The car porch serves three uses – a three-man ¼ size basketball court, a maintenance work staging space, or a parking space for three cars with EV charging points.
The workspace-studio-library, which has four work cubicles, serve as “office” space for work, while the lounge or entertainment space, with its a large smart TV in front of a three-seater sofa, can be used for work presentations or a movie screening once work is done.
Next to the lounge space is a table-tennis-sized table which is ideal for small-group discussions or meetings, while the library loft with a massage sofa provides a little “me” or “getaway” time.
This multi-purpose workspace-studio-library is ideal for the family to get a spot of work done or for a small startup of four to set up shop. It came in particularly handy during the pandemic when there was a long period of working from home.
The first floor can be turned into a stage for an evening of music and entertainment with a piano-and-violin corner that flows seamlessly into the living and dining areas and the front garden.
For more intimate gatherings, the family area on the second floor and the lounge area on the third floor allow for small groups to meet.
The lift core connecting all these spaces allows one level to entertain its own guests without disturbing the others.
Using commercial-property know-how in a private residence
The house has two vertical shafts, typically found in industrial and commercial offices but rare for residential houses. In typical residential homes, wires and pipes twist and turn according to the needs of individual spaces. But here, they are all congregated in these two vertical shafts, providing fuss-free long-term maintenance for the essential but usually unseen functions of the home.
One is the electrical and telecommunication core strategically located next to the lift shaft. The other is the plumbing, sanitary and aircon service core found in one corner of the bathrooms. They are well concealed but are easily accessible.
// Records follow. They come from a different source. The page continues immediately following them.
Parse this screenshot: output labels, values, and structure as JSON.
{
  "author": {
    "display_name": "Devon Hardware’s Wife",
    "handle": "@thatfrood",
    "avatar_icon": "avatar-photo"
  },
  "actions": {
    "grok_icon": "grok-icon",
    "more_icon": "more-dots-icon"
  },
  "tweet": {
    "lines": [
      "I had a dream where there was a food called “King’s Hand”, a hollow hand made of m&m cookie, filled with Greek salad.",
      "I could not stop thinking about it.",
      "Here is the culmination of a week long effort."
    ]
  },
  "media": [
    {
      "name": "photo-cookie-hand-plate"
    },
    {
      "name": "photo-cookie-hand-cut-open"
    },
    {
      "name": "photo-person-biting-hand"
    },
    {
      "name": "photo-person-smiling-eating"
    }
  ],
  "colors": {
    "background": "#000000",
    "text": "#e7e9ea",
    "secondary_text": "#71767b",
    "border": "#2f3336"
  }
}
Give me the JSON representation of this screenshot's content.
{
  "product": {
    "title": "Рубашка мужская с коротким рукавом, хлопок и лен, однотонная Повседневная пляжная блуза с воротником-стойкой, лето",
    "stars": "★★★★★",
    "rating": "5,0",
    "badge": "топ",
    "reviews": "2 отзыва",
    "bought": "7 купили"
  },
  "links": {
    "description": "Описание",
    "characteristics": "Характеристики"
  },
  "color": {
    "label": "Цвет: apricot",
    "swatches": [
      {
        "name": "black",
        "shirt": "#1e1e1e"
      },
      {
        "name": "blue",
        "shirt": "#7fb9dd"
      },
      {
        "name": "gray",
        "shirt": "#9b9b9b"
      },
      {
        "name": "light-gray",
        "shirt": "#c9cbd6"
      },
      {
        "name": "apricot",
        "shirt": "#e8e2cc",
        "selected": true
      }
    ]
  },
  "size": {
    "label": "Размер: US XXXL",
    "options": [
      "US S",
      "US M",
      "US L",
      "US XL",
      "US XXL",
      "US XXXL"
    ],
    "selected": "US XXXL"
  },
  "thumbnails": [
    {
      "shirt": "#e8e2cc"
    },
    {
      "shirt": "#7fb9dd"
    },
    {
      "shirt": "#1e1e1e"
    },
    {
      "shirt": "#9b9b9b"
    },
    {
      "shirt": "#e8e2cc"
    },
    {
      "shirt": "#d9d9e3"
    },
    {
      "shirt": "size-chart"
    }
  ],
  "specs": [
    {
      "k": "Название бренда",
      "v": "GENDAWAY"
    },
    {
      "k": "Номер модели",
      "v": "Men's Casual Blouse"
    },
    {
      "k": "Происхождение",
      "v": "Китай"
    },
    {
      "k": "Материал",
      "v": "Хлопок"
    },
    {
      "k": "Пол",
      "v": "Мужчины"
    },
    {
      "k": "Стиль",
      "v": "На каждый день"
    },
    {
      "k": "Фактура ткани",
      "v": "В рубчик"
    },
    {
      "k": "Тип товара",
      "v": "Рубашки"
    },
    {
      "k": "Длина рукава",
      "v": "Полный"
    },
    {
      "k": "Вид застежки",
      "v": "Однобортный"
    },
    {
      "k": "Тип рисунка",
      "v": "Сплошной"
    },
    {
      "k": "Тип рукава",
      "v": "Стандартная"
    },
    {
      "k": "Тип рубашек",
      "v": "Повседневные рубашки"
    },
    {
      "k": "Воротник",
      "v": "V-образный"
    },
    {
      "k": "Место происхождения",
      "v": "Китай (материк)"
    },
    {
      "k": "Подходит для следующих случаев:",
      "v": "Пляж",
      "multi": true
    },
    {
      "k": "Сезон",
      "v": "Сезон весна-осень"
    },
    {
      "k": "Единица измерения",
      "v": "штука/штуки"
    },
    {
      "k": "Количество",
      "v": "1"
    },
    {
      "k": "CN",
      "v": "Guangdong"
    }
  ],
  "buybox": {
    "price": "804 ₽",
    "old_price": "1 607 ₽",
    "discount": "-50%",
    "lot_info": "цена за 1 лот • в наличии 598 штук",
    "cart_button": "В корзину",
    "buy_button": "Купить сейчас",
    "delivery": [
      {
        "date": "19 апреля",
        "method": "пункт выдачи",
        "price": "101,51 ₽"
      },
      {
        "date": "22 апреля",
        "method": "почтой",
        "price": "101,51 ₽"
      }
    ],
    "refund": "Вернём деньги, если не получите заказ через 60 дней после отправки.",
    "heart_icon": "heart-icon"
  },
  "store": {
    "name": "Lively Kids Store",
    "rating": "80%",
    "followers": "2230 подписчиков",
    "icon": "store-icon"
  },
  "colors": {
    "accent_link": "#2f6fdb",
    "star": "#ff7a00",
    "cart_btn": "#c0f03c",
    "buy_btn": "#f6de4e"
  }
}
These shafts are accessible on every floor next to the lift core and adjacent to the main bathroom. They branch off into a ceiling that is modular in nature, allowing for ease and flexibility in long-term maintenance and future renovation.
Madam SC is a keen collector of art, with many works from young and aspiring as well as established artists in ASEAN hanging on almost every available space on the walls throughout the house.
However, some of the “art” in this house is more functional. For example, the perforated screen that wraps around some parts of the house is sculptural in its form during the day and lights up like a lantern at night.
The shower curtains in all bathrooms run on tracks that makes a full circle, fully closing to form “living” zen lanterns, while the WC “throne” has also been given the “pride of place” as a sculptural form smack in the centre of the bathroom, complete with planters to complement the zen-garden theme. The black metal racks for towels and clothes also contribute to art that is functional.
Taking it overseas
In the house of Mdm SC, Kimen saw the immense potential of what initially appeared to be a poor and small plot of land. Through offering green sustainability, fine detailing and the invigoration of the arts, the lifestyles of the residents of the house were enhanced. This house goes to illustrate how Kimen can unlock the potential of old and out-of-date assets to realise their optimal value. The success of this house is a good example of what Kimen-Seedoe hopes to accomplish with its ventures into markets like London, providing just exceptional value.
Are you someone with old assets but who is unsure of how to bring about exceptional value to your asset? Whether your asset is residential, industrial or commercial in nature, you are welcome to contact us for a chat. Call us at +65-6225 1421 or email us at email@example.com.
*Architect: Jerry Lee and Anson Ho of LST Architect
Interior Designer: Calvin Chua of Spatial Anatomy
Contractor: Harry Tan of Shanghai Chong Kee
Landscaper: Li Jun Lek of Greendot Creations